■ What is expected
For each line below with the word "image", write out a copy.

☆ ☆ ☆

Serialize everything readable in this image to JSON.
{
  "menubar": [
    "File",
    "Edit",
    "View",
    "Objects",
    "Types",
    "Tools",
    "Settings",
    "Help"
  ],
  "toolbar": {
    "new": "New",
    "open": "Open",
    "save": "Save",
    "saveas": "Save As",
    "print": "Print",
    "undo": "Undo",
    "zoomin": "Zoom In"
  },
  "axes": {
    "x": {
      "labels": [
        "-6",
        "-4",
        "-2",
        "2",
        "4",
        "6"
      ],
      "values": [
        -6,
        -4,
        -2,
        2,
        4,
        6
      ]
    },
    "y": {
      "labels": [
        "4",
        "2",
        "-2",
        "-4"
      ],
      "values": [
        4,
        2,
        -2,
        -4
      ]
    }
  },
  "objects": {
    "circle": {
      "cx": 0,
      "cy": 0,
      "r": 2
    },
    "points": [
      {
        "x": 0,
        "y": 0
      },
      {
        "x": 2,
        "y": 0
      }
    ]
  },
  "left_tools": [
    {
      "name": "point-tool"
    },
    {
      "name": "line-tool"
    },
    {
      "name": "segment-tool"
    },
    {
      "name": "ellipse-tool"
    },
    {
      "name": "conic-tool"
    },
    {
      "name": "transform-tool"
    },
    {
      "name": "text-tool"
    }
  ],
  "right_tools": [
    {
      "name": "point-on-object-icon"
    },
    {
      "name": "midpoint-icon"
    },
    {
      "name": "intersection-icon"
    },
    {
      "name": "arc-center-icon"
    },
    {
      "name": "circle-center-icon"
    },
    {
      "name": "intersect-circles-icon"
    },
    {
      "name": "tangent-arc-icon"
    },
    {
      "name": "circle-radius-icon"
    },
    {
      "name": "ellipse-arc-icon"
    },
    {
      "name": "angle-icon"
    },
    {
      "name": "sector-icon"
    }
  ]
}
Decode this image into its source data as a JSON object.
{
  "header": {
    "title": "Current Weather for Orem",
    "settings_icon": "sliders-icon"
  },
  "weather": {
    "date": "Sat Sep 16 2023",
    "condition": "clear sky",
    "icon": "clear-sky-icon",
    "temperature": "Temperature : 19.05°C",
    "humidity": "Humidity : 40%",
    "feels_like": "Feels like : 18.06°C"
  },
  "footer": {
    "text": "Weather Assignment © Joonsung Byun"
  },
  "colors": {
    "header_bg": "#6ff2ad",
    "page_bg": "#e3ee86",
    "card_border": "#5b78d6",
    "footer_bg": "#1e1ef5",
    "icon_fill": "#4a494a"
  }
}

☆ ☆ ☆

■ Answer below
Serialize everything readable in this image to JSON.
Decode this image into its source data as a JSON object.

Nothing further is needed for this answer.